This one should probably top the list, but it’s seldom thought of. As per the property manager in my building, “Although you can paint or decorate your suite as you wish, the Board of Directors must first approve any other changes to your suite (ie. flooring, etc.) Please detail all of the work that you wish to undertake in writing for the Board’s consideration.”
Consider that I own my unit, and I’ll do with it what I please, thank you very much…
I find it comically ironic that they cited “flooring” in the paragraph above, since I happen to have Djuro Babic and the Serbian crew coming to install white oak in my condo on Friday.
I can’t imagine submitting an application or request to the Board so they can fumble around and take their sweet time approving something that would never get turned down anyways.
If I wanted to knock down some walls or rearrange some plumbing, then perhaps it’s worth a talk. But for them to say “although you can paint or decorate your suite as you wish” is an insult. The mere mention of “decorating” as if they are doing US a favor is a joke.
This isn’t an apartment building; we own our condos. I urge people (as a condo owner, not as a Realtor) to do as they please in their own units.

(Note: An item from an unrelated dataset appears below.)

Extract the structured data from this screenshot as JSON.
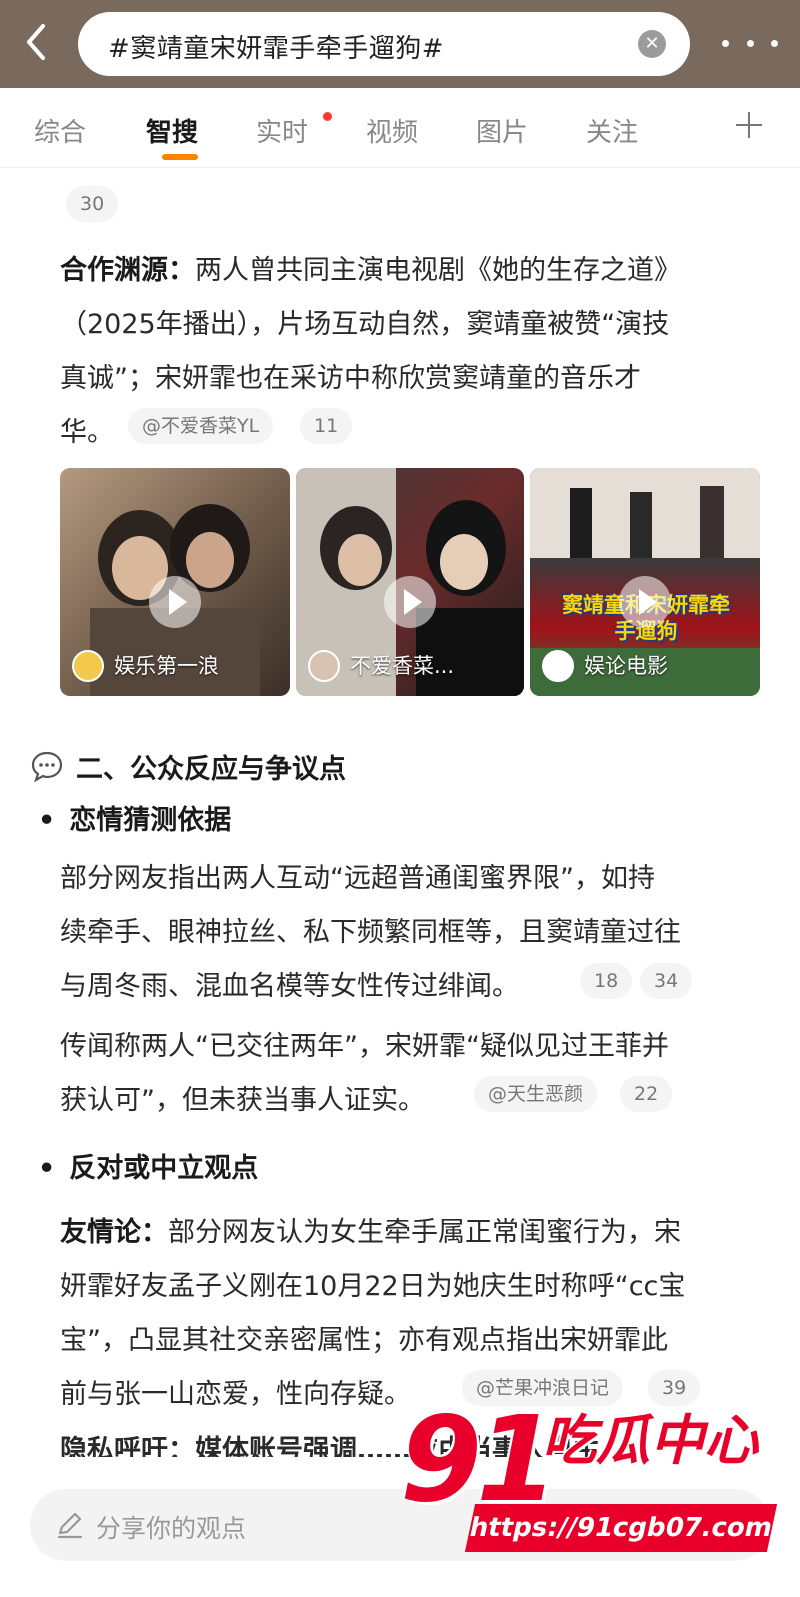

Stop me if I’ve already told this story! Last year, I brought a heavy bag full of garbage downstairs and asked the evil Jawad if he could open the garbage room door. If Sebastien was there, I wouldn’t have had a problem. But overzealous Jawad asked me, “What type of garbage is this?” I returned, “Is there more than one type of garbage?”
He began to look through my bag and he pulled out a large piece of 2×4 and some plywood. He told me, “You can’t throw this out here. This is not the right type of garbage.”
I asked him what he proposed I do with it, and he said, “You call the garbage man, guy. You know, the guy who come and take it away.”
I guess he meant that I should pay a company like 1-800-GOT-JUNK to take away my garbage, even though I pay maintenance fees to the building and property taxes to the city for privileges like garbage removal.
Long story short, I told Jawad if he didn’t open the door, I would saw up the wood into small enough pieces for the garbage chute. He told me I couldn’t, I told him I would, and in the end, I slept well knowing that from now on, I didn’t have to physically take my garbage down to the garbage room so long as I could hack it into small enough pieces to fit down the chute.
Some rules can be bent, and some can be twisted.
But why not skip the formality and just break them altogether?